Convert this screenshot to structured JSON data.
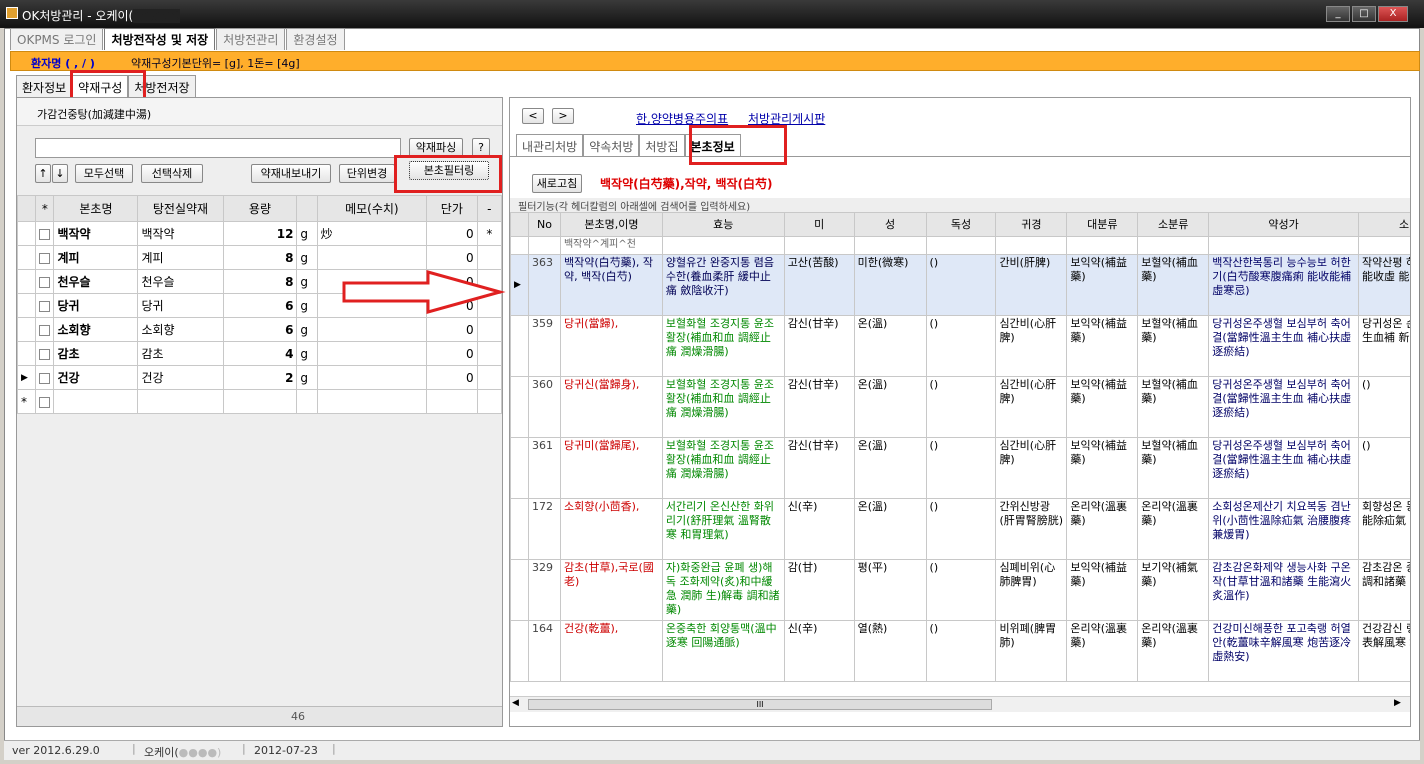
{
  "window": {
    "title": "OK처방관리 - 오케이(",
    "title_hidden": "●●●●)",
    "min": "_",
    "max": "□",
    "close": "X"
  },
  "toptabs": [
    "OKPMS 로그인",
    "처방전작성 및 저장",
    "처방전관리",
    "환경설정"
  ],
  "patient": {
    "label": "환자명 ( , / )",
    "info": "약재구성기본단위= [g], 1돈= [4g]"
  },
  "subtabs": [
    "환자정보",
    "약재구성",
    "처방전저장"
  ],
  "left": {
    "prescription_name": "가감건중탕(加減建中湯)",
    "btn_search": "약재파싱",
    "btn_help": "?",
    "btn_up": "↑",
    "btn_down": "↓",
    "btn_select_all": "모두선택",
    "btn_delete": "선택삭제",
    "btn_export": "약재내보내기",
    "btn_unit": "단위변경",
    "btn_filter": "본초필터링",
    "columns": [
      "*",
      "본초명",
      "탕전실약재",
      "용량",
      "",
      "메모(수치)",
      "단가",
      "-"
    ],
    "rows": [
      {
        "herb": "백작약",
        "tang": "백작약",
        "dose": "12",
        "unit": "g",
        "memo": "炒",
        "price": "0",
        "star": "*"
      },
      {
        "herb": "계피",
        "tang": "계피",
        "dose": "8",
        "unit": "g",
        "memo": "",
        "price": "0",
        "star": ""
      },
      {
        "herb": "천우슬",
        "tang": "천우슬",
        "dose": "8",
        "unit": "g",
        "memo": "",
        "price": "0",
        "star": ""
      },
      {
        "herb": "당귀",
        "tang": "당귀",
        "dose": "6",
        "unit": "g",
        "memo": "",
        "price": "0",
        "star": ""
      },
      {
        "herb": "소회향",
        "tang": "소회향",
        "dose": "6",
        "unit": "g",
        "memo": "",
        "price": "0",
        "star": ""
      },
      {
        "herb": "감초",
        "tang": "감초",
        "dose": "4",
        "unit": "g",
        "memo": "",
        "price": "0",
        "star": ""
      },
      {
        "herb": "건강",
        "tang": "건강",
        "dose": "2",
        "unit": "g",
        "memo": "",
        "price": "0",
        "star": ""
      }
    ],
    "total": "46"
  },
  "right": {
    "nav_prev": "<",
    "nav_next": ">",
    "links": [
      "한,양약병용주의표",
      "처방관리게시판"
    ],
    "tabs": [
      "내관리처방",
      "약속처방",
      "처방집",
      "본초정보"
    ],
    "btn_refresh": "새로고침",
    "selected_herb": "백작약(白芍藥),작약, 백작(白芍)",
    "filter_hint": "필터기능(각 헤더칼럼의 아래셀에 검색어를 입력하세요)",
    "filter_value": "백작약^계피^천",
    "columns": [
      "No",
      "본초명,이명",
      "효능",
      "미",
      "성",
      "독성",
      "귀경",
      "대분류",
      "소분류",
      "약성가",
      "소"
    ],
    "rows": [
      {
        "no": "363",
        "name": "백작약(白芍藥), 작약, 백작(白芍)",
        "eff": "양혈유간 완중지통 렴음수한(養血柔肝 緩中止痛 斂陰收汗)",
        "mi": "고산(苦酸)",
        "sung": "미한(微寒)",
        "tox": "()",
        "gui": "간비(肝脾)",
        "big": "보익약(補益藥)",
        "small": "보혈약(補血藥)",
        "yak": "백작산한복통리 능수능보 허한기(白芍酸寒腹痛痢 能收能補虛寒忌)",
        "so": "작약산평 하 백수 能收虛 能(收))"
      },
      {
        "no": "359",
        "name": "당귀(當歸),",
        "eff": "보혈화혈 조경지통 윤조활장(補血和血 調經止痛 潤燥滑腸)",
        "mi": "감신(甘辛)",
        "sung": "온(溫)",
        "tox": "()",
        "gui": "심간비(心肝脾)",
        "big": "보익약(補益藥)",
        "small": "보혈약(補血藥)",
        "yak": "당귀성온주생혈 보심부허 축어결(當歸性溫主生血 補心扶虛逐瘀結)",
        "so": "당귀성온 손 축어 生血補 新))"
      },
      {
        "no": "360",
        "name": "당귀신(當歸身),",
        "eff": "보혈화혈 조경지통 윤조활장(補血和血 調經止痛 潤燥滑腸)",
        "mi": "감신(甘辛)",
        "sung": "온(溫)",
        "tox": "()",
        "gui": "심간비(心肝脾)",
        "big": "보익약(補益藥)",
        "small": "보혈약(補血藥)",
        "yak": "당귀성온주생혈 보심부허 축어결(當歸性溫主生血 補心扶虛逐瘀結)",
        "so": "()"
      },
      {
        "no": "361",
        "name": "당귀미(當歸尾),",
        "eff": "보혈화혈 조경지통 윤조활장(補血和血 調經止痛 潤燥滑腸)",
        "mi": "감신(甘辛)",
        "sung": "온(溫)",
        "tox": "()",
        "gui": "심간비(心肝脾)",
        "big": "보익약(補益藥)",
        "small": "보혈약(補血藥)",
        "yak": "당귀성온주생혈 보심부허 축어결(當歸性溫主生血 補心扶虛逐瘀結)",
        "so": "()"
      },
      {
        "no": "172",
        "name": "소회향(小茴香),",
        "eff": "서간리기 온신산한 화위리기(舒肝理氣 溫腎散寒 和胃理氣)",
        "mi": "신(辛)",
        "sung": "온(溫)",
        "tox": "()",
        "gui": "간위신방광(肝胃腎膀胱)",
        "big": "온리약(溫裏藥)",
        "small": "온리약(溫裏藥)",
        "yak": "소회성온제산기 치요복동 겸난위(小茴性溫除疝氣 治腰腹疼兼煖胃)",
        "so": "회향성온 동 조중 能除疝氣 胃(熱))"
      },
      {
        "no": "329",
        "name": "감초(甘草),국로(國老)",
        "eff": "자)화중완급 윤폐 생)해독 조화제약(炙)和中緩急 潤肺 生)解毒 調和諸藥)",
        "mi": "감(甘)",
        "sung": "평(平)",
        "tox": "()",
        "gui": "심폐비위(心肺脾胃)",
        "big": "보익약(補益藥)",
        "small": "보기약(補氣藥)",
        "yak": "감초감온화제약 생능사화 구온작(甘草甘溫和諸藥 生能瀉火炙溫作)",
        "so": "감초감온 중 생현 調和諸藥 火(補))"
      },
      {
        "no": "164",
        "name": "건강(乾薑),",
        "eff": "온중축한 회양통맥(溫中逐寒 回陽通脈)",
        "mi": "신(辛)",
        "sung": "열(熱)",
        "tox": "()",
        "gui": "비위폐(脾胃肺)",
        "big": "온리약(溫裏藥)",
        "small": "온리약(溫裏藥)",
        "yak": "건강미신해풍한 포고축랭 허열안(乾薑味辛解風寒 炮苦逐冷虛熱安)",
        "so": "건강감신 랭 허열 表解風寒 堪(熱))"
      }
    ],
    "hscroll_grip": "III"
  },
  "status": {
    "version": "ver 2012.6.29.0",
    "user": "오케이(",
    "user_hidden": "●●●●)",
    "date": "2012-07-23"
  }
}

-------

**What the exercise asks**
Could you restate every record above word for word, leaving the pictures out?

**Answer below**
Convert this screenshot to structured JSON data.
{
  "window": {
    "title": "OK처방관리 - 오케이(",
    "title_hidden": "●●●●)",
    "min": "_",
    "max": "□",
    "close": "X"
  },
  "toptabs": [
    "OKPMS 로그인",
    "처방전작성 및 저장",
    "처방전관리",
    "환경설정"
  ],
  "patient": {
    "label": "환자명 ( , / )",
    "info": "약재구성기본단위= [g], 1돈= [4g]"
  },
  "subtabs": [
    "환자정보",
    "약재구성",
    "처방전저장"
  ],
  "left": {
    "prescription_name": "가감건중탕(加減建中湯)",
    "btn_search": "약재파싱",
    "btn_help": "?",
    "btn_up": "↑",
    "btn_down": "↓",
    "btn_select_all": "모두선택",
    "btn_delete": "선택삭제",
    "btn_export": "약재내보내기",
    "btn_unit": "단위변경",
    "btn_filter": "본초필터링",
    "columns": [
      "*",
      "본초명",
      "탕전실약재",
      "용량",
      "",
      "메모(수치)",
      "단가",
      "-"
    ],
    "rows": [
      {
        "herb": "백작약",
        "tang": "백작약",
        "dose": "12",
        "unit": "g",
        "memo": "炒",
        "price": "0",
        "star": "*"
      },
      {
        "herb": "계피",
        "tang": "계피",
        "dose": "8",
        "unit": "g",
        "memo": "",
        "price": "0",
        "star": ""
      },
      {
        "herb": "천우슬",
        "tang": "천우슬",
        "dose": "8",
        "unit": "g",
        "memo": "",
        "price": "0",
        "star": ""
      },
      {
        "herb": "당귀",
        "tang": "당귀",
        "dose": "6",
        "unit": "g",
        "memo": "",
        "price": "0",
        "star": ""
      },
      {
        "herb": "소회향",
        "tang": "소회향",
        "dose": "6",
        "unit": "g",
        "memo": "",
        "price": "0",
        "star": ""
      },
      {
        "herb": "감초",
        "tang": "감초",
        "dose": "4",
        "unit": "g",
        "memo": "",
        "price": "0",
        "star": ""
      },
      {
        "herb": "건강",
        "tang": "건강",
        "dose": "2",
        "unit": "g",
        "memo": "",
        "price": "0",
        "star": ""
      }
    ],
    "total": "46"
  },
  "right": {
    "nav_prev": "<",
    "nav_next": ">",
    "links": [
      "한,양약병용주의표",
      "처방관리게시판"
    ],
    "tabs": [
      "내관리처방",
      "약속처방",
      "처방집",
      "본초정보"
    ],
    "btn_refresh": "새로고침",
    "selected_herb": "백작약(白芍藥),작약, 백작(白芍)",
    "filter_hint": "필터기능(각 헤더칼럼의 아래셀에 검색어를 입력하세요)",
    "filter_value": "백작약^계피^천",
    "columns": [
      "No",
      "본초명,이명",
      "효능",
      "미",
      "성",
      "독성",
      "귀경",
      "대분류",
      "소분류",
      "약성가",
      "소"
    ],
    "rows": [
      {
        "no": "363",
        "name": "백작약(白芍藥), 작약, 백작(白芍)",
        "eff": "양혈유간 완중지통 렴음수한(養血柔肝 緩中止痛 斂陰收汗)",
        "mi": "고산(苦酸)",
        "sung": "미한(微寒)",
        "tox": "()",
        "gui": "간비(肝脾)",
        "big": "보익약(補益藥)",
        "small": "보혈약(補血藥)",
        "yak": "백작산한복통리 능수능보 허한기(白芍酸寒腹痛痢 能收能補虛寒忌)",
        "so": "작약산평 하 백수 能收虛 能(收))"
      },
      {
        "no": "359",
        "name": "당귀(當歸),",
        "eff": "보혈화혈 조경지통 윤조활장(補血和血 調經止痛 潤燥滑腸)",
        "mi": "감신(甘辛)",
        "sung": "온(溫)",
        "tox": "()",
        "gui": "심간비(心肝脾)",
        "big": "보익약(補益藥)",
        "small": "보혈약(補血藥)",
        "yak": "당귀성온주생혈 보심부허 축어결(當歸性溫主生血 補心扶虛逐瘀結)",
        "so": "당귀성온 손 축어 生血補 新))"
      },
      {
        "no": "360",
        "name": "당귀신(當歸身),",
        "eff": "보혈화혈 조경지통 윤조활장(補血和血 調經止痛 潤燥滑腸)",
        "mi": "감신(甘辛)",
        "sung": "온(溫)",
        "tox": "()",
        "gui": "심간비(心肝脾)",
        "big": "보익약(補益藥)",
        "small": "보혈약(補血藥)",
        "yak": "당귀성온주생혈 보심부허 축어결(當歸性溫主生血 補心扶虛逐瘀結)",
        "so": "()"
      },
      {
        "no": "361",
        "name": "당귀미(當歸尾),",
        "eff": "보혈화혈 조경지통 윤조활장(補血和血 調經止痛 潤燥滑腸)",
        "mi": "감신(甘辛)",
        "sung": "온(溫)",
        "tox": "()",
        "gui": "심간비(心肝脾)",
        "big": "보익약(補益藥)",
        "small": "보혈약(補血藥)",
        "yak": "당귀성온주생혈 보심부허 축어결(當歸性溫主生血 補心扶虛逐瘀結)",
        "so": "()"
      },
      {
        "no": "172",
        "name": "소회향(小茴香),",
        "eff": "서간리기 온신산한 화위리기(舒肝理氣 溫腎散寒 和胃理氣)",
        "mi": "신(辛)",
        "sung": "온(溫)",
        "tox": "()",
        "gui": "간위신방광(肝胃腎膀胱)",
        "big": "온리약(溫裏藥)",
        "small": "온리약(溫裏藥)",
        "yak": "소회성온제산기 치요복동 겸난위(小茴性溫除疝氣 治腰腹疼兼煖胃)",
        "so": "회향성온 동 조중 能除疝氣 胃(熱))"
      },
      {
        "no": "329",
        "name": "감초(甘草),국로(國老)",
        "eff": "자)화중완급 윤폐 생)해독 조화제약(炙)和中緩急 潤肺 生)解毒 調和諸藥)",
        "mi": "감(甘)",
        "sung": "평(平)",
        "tox": "()",
        "gui": "심폐비위(心肺脾胃)",
        "big": "보익약(補益藥)",
        "small": "보기약(補氣藥)",
        "yak": "감초감온화제약 생능사화 구온작(甘草甘溫和諸藥 生能瀉火炙溫作)",
        "so": "감초감온 중 생현 調和諸藥 火(補))"
      },
      {
        "no": "164",
        "name": "건강(乾薑),",
        "eff": "온중축한 회양통맥(溫中逐寒 回陽通脈)",
        "mi": "신(辛)",
        "sung": "열(熱)",
        "tox": "()",
        "gui": "비위폐(脾胃肺)",
        "big": "온리약(溫裏藥)",
        "small": "온리약(溫裏藥)",
        "yak": "건강미신해풍한 포고축랭 허열안(乾薑味辛解風寒 炮苦逐冷虛熱安)",
        "so": "건강감신 랭 허열 表解風寒 堪(熱))"
      }
    ],
    "hscroll_grip": "III"
  },
  "status": {
    "version": "ver 2012.6.29.0",
    "user": "오케이(",
    "user_hidden": "●●●●)",
    "date": "2012-07-23"
  }
}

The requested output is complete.